This one was fun for me because I love a good mystery, but it also has a true crime podcast focus. It’s about a woman who is a podcaster. She went to high school in New Hampshire—a made-up boarding school—and she returns to teach some classes.

It turns out a student had been murdered while she was there and someone who worked at the college was convicted of the murder. Now as a teacher, with her students, she reinvestigates, ‘What actually happened to her classmate? What happened to the person who was ultimately convicted of her murder?’

It was an intriguing listen. The main character’s life is a mess. Her husband is going through a scandal. You’ve got the layers of the mystery, her personal life and her returning to a place where she didn’t have the best experience.

Julia Whelan, the narrator, does a fantastic job. There’s also a very small piece done by JD Jackson, who plays the convicted killer and speaks to her from jail.

Let’s move on to your next choice: The Survivalists by Kashana Cauley.

How often is it that books have people whose lives are a mess? Here’s another one. It’s about a lawyer. She has a messy life. She goes on a date, moves in with the guy, and gets sucked into his life in Brooklyn and ends up in a gun cult.

I like that true crime aspect to things. It’s a work of fiction, but here she is, in a bad relationship. She doesn’t realize she’s come into a survivalist group and some problems are going to arise from this. How does she get her life back?

Bahni Turpin narrated this, which for me closed the deal.

She’s a narrator you love?

Yes, Bahni Turpin is fantastic. I think of her as being a strong person. It was interesting to have someone who in my mind’s eye is really together playing a lawyer who’s like, ‘I’ve fallen in love with a guy and now I’m living with him and I’ve been sucked into something.’ It happens over time, so she doesn’t really realize that everything has fallen apart in her life. To hear someone like Bahni, with that strong voice, crumbling was really fascinating.

I wonder how the author came up with the idea of writing a book about a gun cult.

There are survivalist cults everywhere! This one just happens to be in Brooklyn.

The final book you’ve recommended is another novel. This is Pineapple Street by Jenny Jackson. Is this one quite funny?

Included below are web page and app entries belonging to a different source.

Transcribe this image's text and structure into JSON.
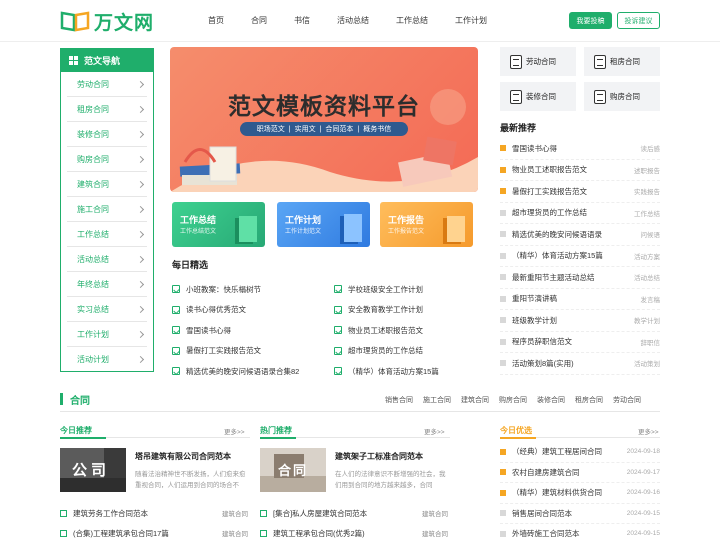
{
  "header": {
    "logo_text": "万文网",
    "nav": [
      "首页",
      "合同",
      "书信",
      "活动总结",
      "工作总结",
      "工作计划"
    ],
    "submit_label": "我要投稿",
    "advice_label": "投诉建议"
  },
  "sidebar": {
    "title": "范文导航",
    "items": [
      "劳动合同",
      "租房合同",
      "装修合同",
      "购房合同",
      "建筑合同",
      "施工合同",
      "工作总结",
      "活动总结",
      "年终总结",
      "实习总结",
      "工作计划",
      "活动计划"
    ]
  },
  "banner": {
    "title": "范文模板资料平台",
    "tags": [
      "职场范文",
      "实用文",
      "合同范本",
      "概务书信"
    ]
  },
  "cards": [
    {
      "title": "工作总结",
      "sub": "工作总结范文",
      "color": "#3cc28a"
    },
    {
      "title": "工作计划",
      "sub": "工作计划范文",
      "color": "#3d8fe6"
    },
    {
      "title": "工作报告",
      "sub": "工作报告范文",
      "color": "#f5a53a"
    }
  ],
  "daily": {
    "title": "每日精选",
    "left": [
      "小班教案：快乐榻树节",
      "读书心得优秀范文",
      "雪国读书心得",
      "暑假打工实践报告范文",
      "精选优美的晚安问候语语录合集82"
    ],
    "right": [
      "学校班级安全工作计划",
      "安全教育教学工作计划",
      "物业员工述职报告范文",
      "超市理货员的工作总结",
      "（精华）体育活动方案15篇"
    ]
  },
  "tiles": [
    "劳动合同",
    "租房合同",
    "装修合同",
    "购房合同"
  ],
  "recommend": {
    "title": "最新推荐",
    "rows": [
      {
        "text": "雪国读书心得",
        "cat": "读后感"
      },
      {
        "text": "物业员工述职报告范文",
        "cat": "述职报告"
      },
      {
        "text": "暑假打工实践报告范文",
        "cat": "实践报告"
      },
      {
        "text": "超市理货员的工作总结",
        "cat": "工作总结"
      },
      {
        "text": "精选优美的晚安问候语语录",
        "cat": "问候语"
      },
      {
        "text": "（精华）体育活动方案15篇",
        "cat": "活动方案"
      },
      {
        "text": "最新重阳节主题活动总结",
        "cat": "活动总结"
      },
      {
        "text": "重阳节演讲稿",
        "cat": "发言稿"
      },
      {
        "text": "班级教学计划",
        "cat": "教学计划"
      },
      {
        "text": "程序员辞职信范文",
        "cat": "辞职信"
      },
      {
        "text": "活动策划8篇(实用)",
        "cat": "活动策划"
      }
    ]
  },
  "contract": {
    "title": "合同",
    "tabs": [
      "销售合同",
      "施工合同",
      "建筑合同",
      "购房合同",
      "装修合同",
      "租房合同",
      "劳动合同"
    ],
    "col1": {
      "title": "今日推荐",
      "more": "更多>>",
      "feature_title": "塔吊建筑有限公司合同范本",
      "feature_img_text": "公司",
      "feature_desc": "随着法治精神世不断发扬，人们愈来愈重视合同，人们运用到合同的场合不",
      "items": [
        {
          "text": "建筑劳务工作合同范本",
          "cat": "建筑合同"
        },
        {
          "text": "(合集)工程建筑承包合同17篇",
          "cat": "建筑合同"
        }
      ]
    },
    "col2": {
      "title": "热门推荐",
      "more": "更多>>",
      "feature_title": "建筑架子工标准合同范本",
      "feature_img_text": "合同",
      "feature_desc": "在人们的法律意识不断增强的社会，我们用到合同的地方越来越多，合同",
      "items": [
        {
          "text": "[集合]私人房屋建筑合同范本",
          "cat": "建筑合同"
        },
        {
          "text": "建筑工程承包合同(优秀2篇)",
          "cat": "建筑合同"
        }
      ]
    },
    "col3": {
      "title": "今日优选",
      "more": "更多>>",
      "items": [
        {
          "text": "（经典）建筑工程居间合同",
          "date": "2024-09-18"
        },
        {
          "text": "农村自建房建筑合同",
          "date": "2024-09-17"
        },
        {
          "text": "（精华）建筑材料供货合同",
          "date": "2024-09-16"
        },
        {
          "text": "销售居间合同范本",
          "date": "2024-09-15"
        },
        {
          "text": "外墙砖施工合同范本",
          "date": "2024-09-15"
        }
      ]
    }
  },
  "colors": {
    "brand": "#1fae6b",
    "accent_orange": "#f5a623"
  }
}
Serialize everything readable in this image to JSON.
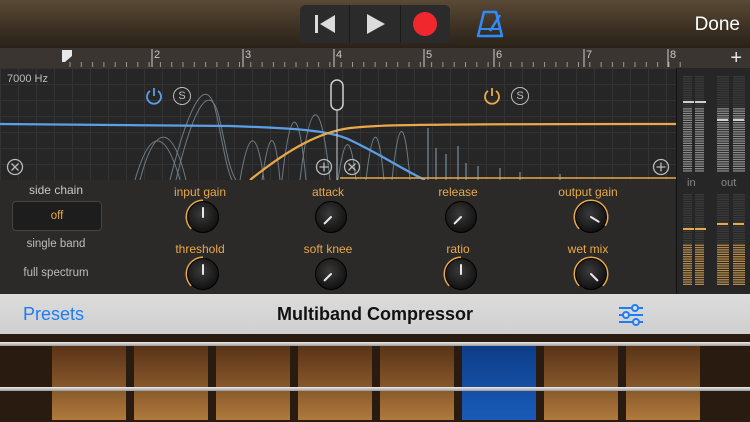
{
  "header": {
    "done_label": "Done",
    "transport": [
      "rewind-icon",
      "play-icon",
      "record-icon"
    ],
    "metronome_icon": "metronome-icon",
    "add_label": "+"
  },
  "ruler": {
    "marks": [
      "2",
      "3",
      "4",
      "5",
      "6",
      "7",
      "8"
    ]
  },
  "graph": {
    "frequency_label": "7000 Hz"
  },
  "band_low": {
    "solo_label": "S",
    "color": "#5ba0e6"
  },
  "band_high": {
    "solo_label": "S",
    "color": "#e9a948"
  },
  "side_chain": {
    "title": "side chain",
    "options": [
      "off",
      "single band",
      "full spectrum"
    ],
    "selected": "off"
  },
  "knobs": {
    "input_gain": {
      "label": "input gain",
      "value": 0.5
    },
    "attack": {
      "label": "attack",
      "value": 0.0
    },
    "release": {
      "label": "release",
      "value": 0.0
    },
    "output_gain": {
      "label": "output gain",
      "value": 0.95
    },
    "threshold": {
      "label": "threshold",
      "value": 0.5
    },
    "soft_knee": {
      "label": "soft knee",
      "value": 0.0
    },
    "ratio": {
      "label": "ratio",
      "value": 0.5
    },
    "wet_mix": {
      "label": "wet mix",
      "value": 1.0
    }
  },
  "meters": {
    "in_label": "in",
    "out_label": "out"
  },
  "bottom": {
    "presets_label": "Presets",
    "title": "Multiband Compressor",
    "settings_icon": "sliders-icon"
  },
  "colors": {
    "accent": "#e9a948",
    "link": "#1e7cf5",
    "record": "#f0282e",
    "low_band": "#5ba0e6"
  }
}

It is funny, but it is surprisingly empathetic. It’s about a family of real estate moguls. They’ve got three kids and you’re hearing the perspective of the two daughters and the daughter-in-law. One daughter has gone off on her own, she’s married a successful businessman and she is not involved in the family business or working. The other daughter is taking the family’s money but is working for nonprofits doing good works. Then you’ve got the daughter-in-law, who is married to the son who works in the family business. She is a graphic designer from Rhode Island (where I live) and gives her perspective on this family. It’s full of privilege. None of the characters should be likeable, but yet somehow they are.

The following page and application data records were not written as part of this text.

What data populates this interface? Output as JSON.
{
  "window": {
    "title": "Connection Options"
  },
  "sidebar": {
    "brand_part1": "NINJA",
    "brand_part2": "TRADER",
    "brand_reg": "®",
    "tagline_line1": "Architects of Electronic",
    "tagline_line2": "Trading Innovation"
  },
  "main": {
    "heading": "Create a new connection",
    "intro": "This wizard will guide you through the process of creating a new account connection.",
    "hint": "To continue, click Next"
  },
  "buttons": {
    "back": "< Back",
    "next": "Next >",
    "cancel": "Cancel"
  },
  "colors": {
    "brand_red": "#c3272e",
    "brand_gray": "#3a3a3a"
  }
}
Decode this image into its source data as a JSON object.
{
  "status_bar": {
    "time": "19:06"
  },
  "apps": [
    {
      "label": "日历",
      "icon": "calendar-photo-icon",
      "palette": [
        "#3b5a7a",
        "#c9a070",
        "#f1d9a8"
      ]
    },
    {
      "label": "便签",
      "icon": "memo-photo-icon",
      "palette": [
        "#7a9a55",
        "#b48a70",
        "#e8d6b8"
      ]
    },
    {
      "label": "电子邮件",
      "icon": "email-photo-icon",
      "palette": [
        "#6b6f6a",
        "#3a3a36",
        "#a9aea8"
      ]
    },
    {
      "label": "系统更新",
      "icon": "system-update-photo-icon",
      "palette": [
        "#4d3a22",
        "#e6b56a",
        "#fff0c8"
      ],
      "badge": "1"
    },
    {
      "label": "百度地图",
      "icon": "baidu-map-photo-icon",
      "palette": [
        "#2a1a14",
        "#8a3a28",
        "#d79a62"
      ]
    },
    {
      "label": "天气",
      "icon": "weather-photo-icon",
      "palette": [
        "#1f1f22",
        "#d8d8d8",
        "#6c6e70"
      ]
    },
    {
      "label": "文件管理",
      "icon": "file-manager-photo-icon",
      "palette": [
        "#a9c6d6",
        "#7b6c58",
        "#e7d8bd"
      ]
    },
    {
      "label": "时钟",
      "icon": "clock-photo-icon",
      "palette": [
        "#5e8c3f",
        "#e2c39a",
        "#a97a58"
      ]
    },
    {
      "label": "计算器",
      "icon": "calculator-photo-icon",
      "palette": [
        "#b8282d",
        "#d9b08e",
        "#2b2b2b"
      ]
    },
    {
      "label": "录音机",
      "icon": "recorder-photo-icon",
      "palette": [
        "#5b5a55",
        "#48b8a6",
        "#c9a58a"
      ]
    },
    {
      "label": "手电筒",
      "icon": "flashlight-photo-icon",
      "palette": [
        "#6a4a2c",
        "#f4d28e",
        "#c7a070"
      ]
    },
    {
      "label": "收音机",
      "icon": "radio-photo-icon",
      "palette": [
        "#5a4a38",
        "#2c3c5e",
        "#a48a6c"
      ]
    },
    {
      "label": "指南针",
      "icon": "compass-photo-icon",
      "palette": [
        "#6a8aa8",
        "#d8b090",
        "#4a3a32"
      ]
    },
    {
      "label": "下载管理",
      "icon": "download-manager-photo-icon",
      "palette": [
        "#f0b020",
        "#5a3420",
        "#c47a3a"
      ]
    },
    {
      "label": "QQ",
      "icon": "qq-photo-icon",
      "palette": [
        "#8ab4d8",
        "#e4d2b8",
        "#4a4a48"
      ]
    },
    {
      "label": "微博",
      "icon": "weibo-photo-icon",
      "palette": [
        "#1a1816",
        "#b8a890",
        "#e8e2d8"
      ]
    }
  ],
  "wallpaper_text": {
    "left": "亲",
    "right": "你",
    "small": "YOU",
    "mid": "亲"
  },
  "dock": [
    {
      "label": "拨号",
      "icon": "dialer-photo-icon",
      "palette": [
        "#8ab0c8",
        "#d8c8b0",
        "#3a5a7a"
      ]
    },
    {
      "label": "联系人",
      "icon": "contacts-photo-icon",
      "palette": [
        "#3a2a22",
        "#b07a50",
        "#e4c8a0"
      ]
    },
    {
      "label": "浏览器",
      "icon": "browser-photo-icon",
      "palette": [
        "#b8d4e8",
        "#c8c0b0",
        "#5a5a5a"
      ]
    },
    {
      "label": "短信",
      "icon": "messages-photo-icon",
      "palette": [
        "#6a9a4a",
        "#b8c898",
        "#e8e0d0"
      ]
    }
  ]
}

This is a beach read in that it’s quick, fun, and fluffy. People aren’t learning a ton, but they are redeemable.

Marin Ireland, the narrator, is a Golden Voice for AudioFile—newly crowned. She takes the heightened emotion out. She can make someone sound empathetic and yet tired and resigned to what’s happening. Even if they’re an unlikable character, the way she voices them makes them more relatable. She makes them seem like they are going through something that you can sympathize with. Somehow, she brings sympathy to characters that are not sympathetic. I don’t know how she does it.

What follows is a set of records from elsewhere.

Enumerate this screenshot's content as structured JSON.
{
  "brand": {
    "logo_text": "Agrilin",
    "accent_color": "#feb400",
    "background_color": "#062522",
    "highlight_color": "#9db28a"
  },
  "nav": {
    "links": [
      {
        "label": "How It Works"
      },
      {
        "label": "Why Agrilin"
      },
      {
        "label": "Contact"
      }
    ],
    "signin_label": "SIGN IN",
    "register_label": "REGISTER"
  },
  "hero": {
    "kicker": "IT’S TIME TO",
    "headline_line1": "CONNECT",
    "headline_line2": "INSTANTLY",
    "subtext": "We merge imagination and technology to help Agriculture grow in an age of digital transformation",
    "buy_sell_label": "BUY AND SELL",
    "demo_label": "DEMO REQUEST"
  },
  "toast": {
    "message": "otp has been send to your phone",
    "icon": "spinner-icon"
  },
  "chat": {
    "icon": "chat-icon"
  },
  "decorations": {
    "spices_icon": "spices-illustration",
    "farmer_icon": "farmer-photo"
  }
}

Interview by Sophie Roell, Editor

June 7, 2023

Five Books aims to keep its book recommendations and interviews up to date. If you are the interviewee and would like to update your choice of books (or even just what you say about them) please email us at [email protected]

Michele Cobb

Michele Cobb

Michele Cobb is Publisher of AudioFile Magazine, Executive Director of the Audio Publishers Association, and a partner at Forte Business Consulting, which provides Business Development services for the publishing industry.

Michele Cobb

Michele Cobb

Michele Cobb is Publisher of AudioFile Magazine, Executive Director of the Audio Publishers Association, and a partner at Forte Business Consulting, which provides Business Development services for the publishing industry.